- [Assignment] Leave out every picture, and output exactly the lines from the line containing "Convert this screenshot" through the last line of the data.

[Website and app data records]
::::::::
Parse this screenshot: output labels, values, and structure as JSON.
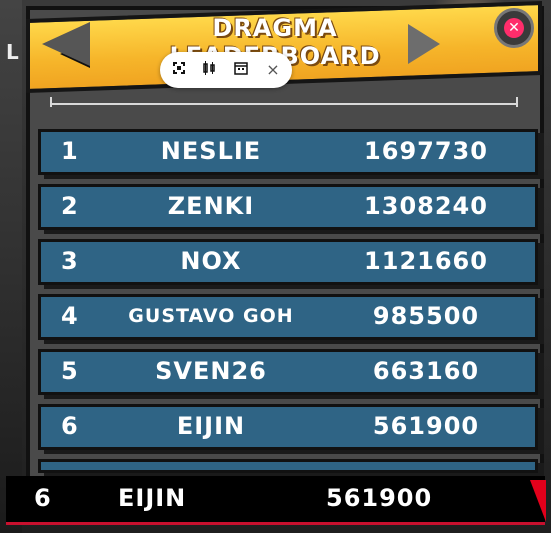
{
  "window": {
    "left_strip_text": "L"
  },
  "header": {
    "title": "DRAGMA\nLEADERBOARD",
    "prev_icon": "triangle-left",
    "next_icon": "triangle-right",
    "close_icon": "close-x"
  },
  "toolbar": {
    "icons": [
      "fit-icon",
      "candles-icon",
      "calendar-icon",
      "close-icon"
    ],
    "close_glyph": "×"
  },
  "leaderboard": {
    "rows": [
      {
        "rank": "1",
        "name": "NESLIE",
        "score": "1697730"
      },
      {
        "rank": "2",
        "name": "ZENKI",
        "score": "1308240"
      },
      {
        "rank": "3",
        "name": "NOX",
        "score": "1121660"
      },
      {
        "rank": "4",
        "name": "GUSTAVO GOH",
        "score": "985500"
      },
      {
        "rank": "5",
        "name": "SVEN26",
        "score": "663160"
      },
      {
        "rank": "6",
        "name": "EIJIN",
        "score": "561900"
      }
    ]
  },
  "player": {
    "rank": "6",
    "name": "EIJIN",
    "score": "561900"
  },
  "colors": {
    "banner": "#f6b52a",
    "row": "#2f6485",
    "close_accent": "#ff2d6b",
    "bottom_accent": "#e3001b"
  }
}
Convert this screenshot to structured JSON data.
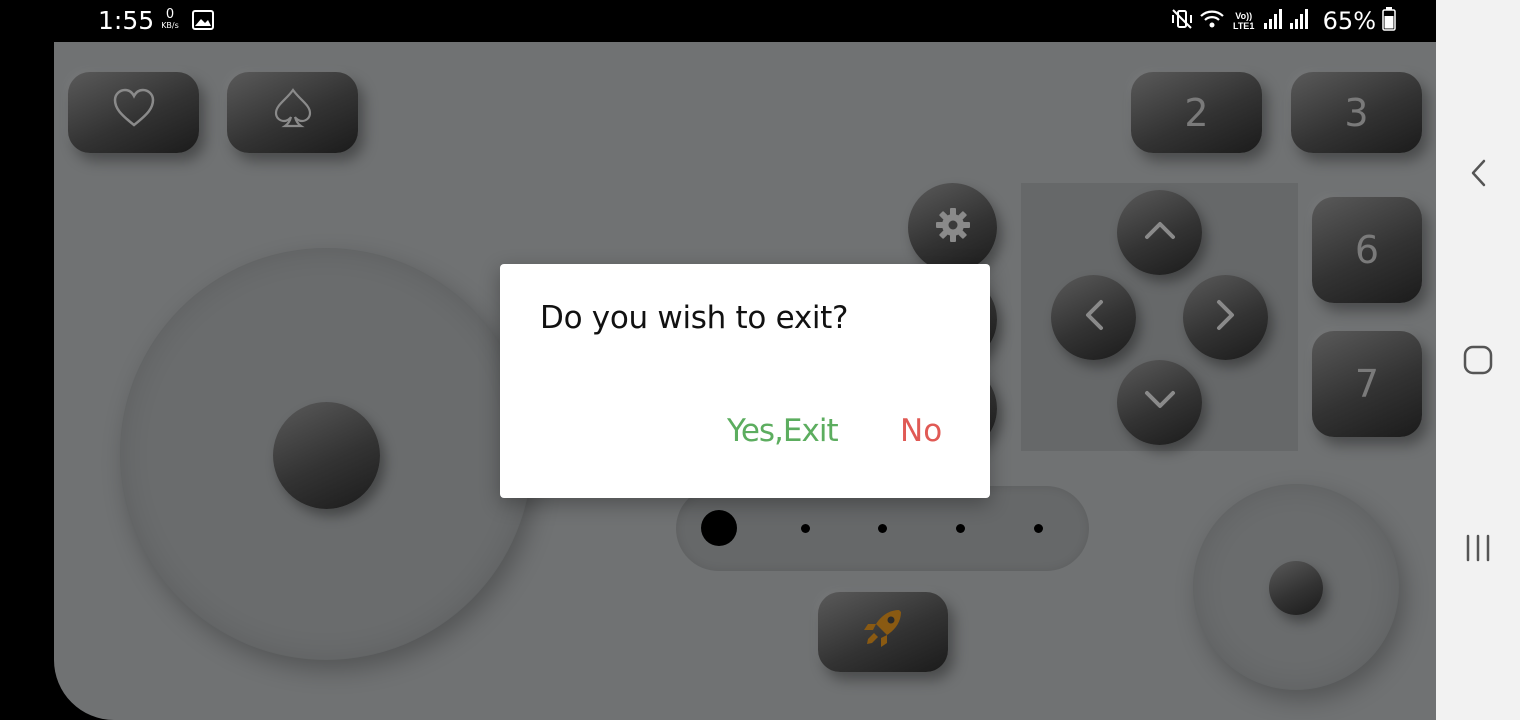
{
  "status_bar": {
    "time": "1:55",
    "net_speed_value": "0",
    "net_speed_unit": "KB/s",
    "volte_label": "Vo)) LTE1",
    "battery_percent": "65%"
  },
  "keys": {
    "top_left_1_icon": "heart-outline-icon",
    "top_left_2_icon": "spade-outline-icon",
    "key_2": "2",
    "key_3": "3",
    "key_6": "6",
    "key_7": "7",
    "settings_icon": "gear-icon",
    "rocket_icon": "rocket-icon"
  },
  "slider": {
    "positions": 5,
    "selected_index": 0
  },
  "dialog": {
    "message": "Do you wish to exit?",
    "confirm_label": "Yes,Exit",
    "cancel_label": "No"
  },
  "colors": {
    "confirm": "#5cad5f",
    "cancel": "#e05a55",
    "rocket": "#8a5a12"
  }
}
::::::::
- [Task solution]
Convert this screenshot to structured JSON data.
{
  "status_bar": {
    "time": "1:55",
    "net_speed_value": "0",
    "net_speed_unit": "KB/s",
    "volte_label": "Vo)) LTE1",
    "battery_percent": "65%"
  },
  "keys": {
    "top_left_1_icon": "heart-outline-icon",
    "top_left_2_icon": "spade-outline-icon",
    "key_2": "2",
    "key_3": "3",
    "key_6": "6",
    "key_7": "7",
    "settings_icon": "gear-icon",
    "rocket_icon": "rocket-icon"
  },
  "slider": {
    "positions": 5,
    "selected_index": 0
  },
  "dialog": {
    "message": "Do you wish to exit?",
    "confirm_label": "Yes,Exit",
    "cancel_label": "No"
  },
  "colors": {
    "confirm": "#5cad5f",
    "cancel": "#e05a55",
    "rocket": "#8a5a12"
  }
}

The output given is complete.